Apple Shareholders Vote in Favour of Civil-Rights Audits, Against Board’s Recommendation
At Apple’s (virtual) annual shareholder meeting on Friday, investors voted in favour of an outside proposal mandating audits of the company’s impact on civil rights — reports Bloomberg.
The move marked a rare instance where Apple’s shareholders went against the recommendations of the company’s board of directors. During the meeting, investors also voted to re-elect the company’s incumbent board of directors and approve its executive compensation plan.
After an SEC filing revealed that Apple CEO Tim Cook’s executive compensation for 2021 was close to $100 million, the company’s executive compensation plan faced opposition from a shareholder advisory group seeking to have investors vote against it.
The proposal for civil-rights audits is part of a broader push across industries to track if, and how, corporations contribute to racial inequities. Similar measures have been approved by shareholders at some of the biggest U.S. companies, including Tyson Foods Inc., Citigroup Inc. and BlackRock Inc.
“Now it’s time for Apple to establish an honest third-party civil rights audit of the company’s commitments to equality and fairness,” Dieter Waizenegger, executive director of the labour-backed firm SOC Investment Group, said in a statement after the shareholder meeting.
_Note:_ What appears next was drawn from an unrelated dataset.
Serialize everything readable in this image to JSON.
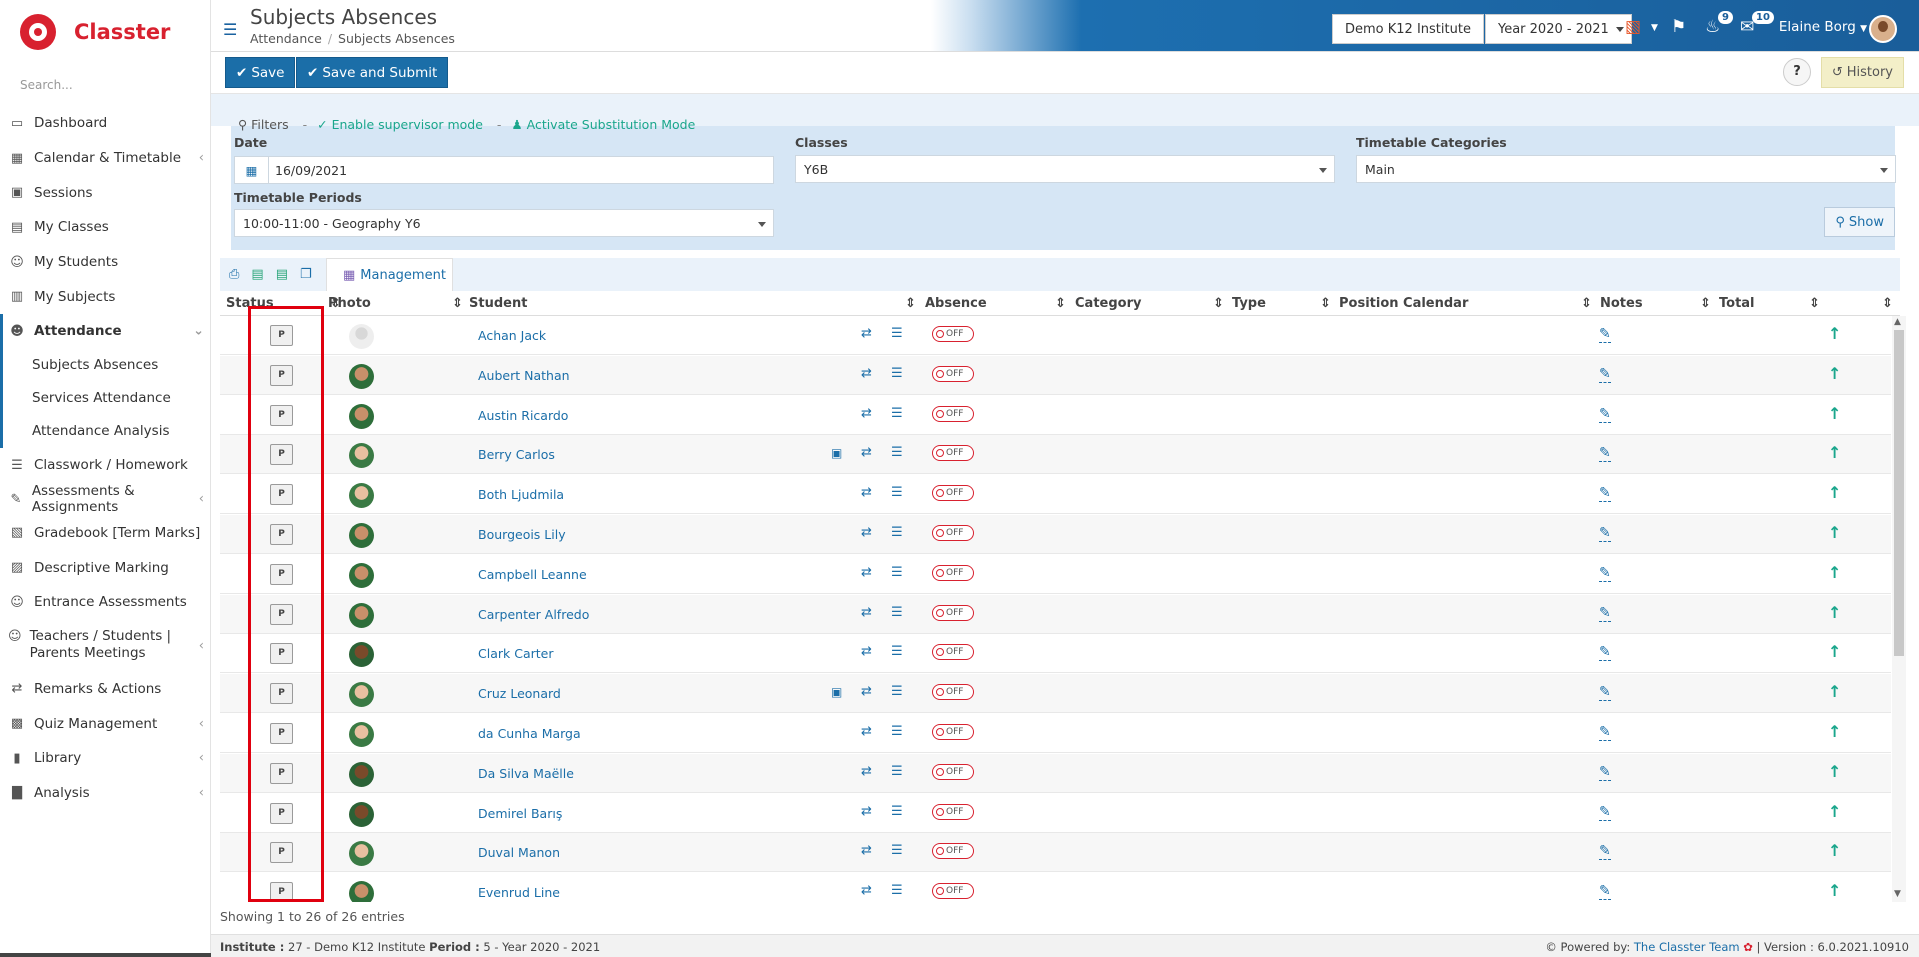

Apple opposed the move, arguing that the Cupertino, California-based company already meets the objectives of the proposal. That includes conducting impact assessments and engaging with communities. The company described the proposal for civil-rights audits as “broad and unfocused.”
“Civil rights is something we care deeply about and always have,” said Cook during the meeting.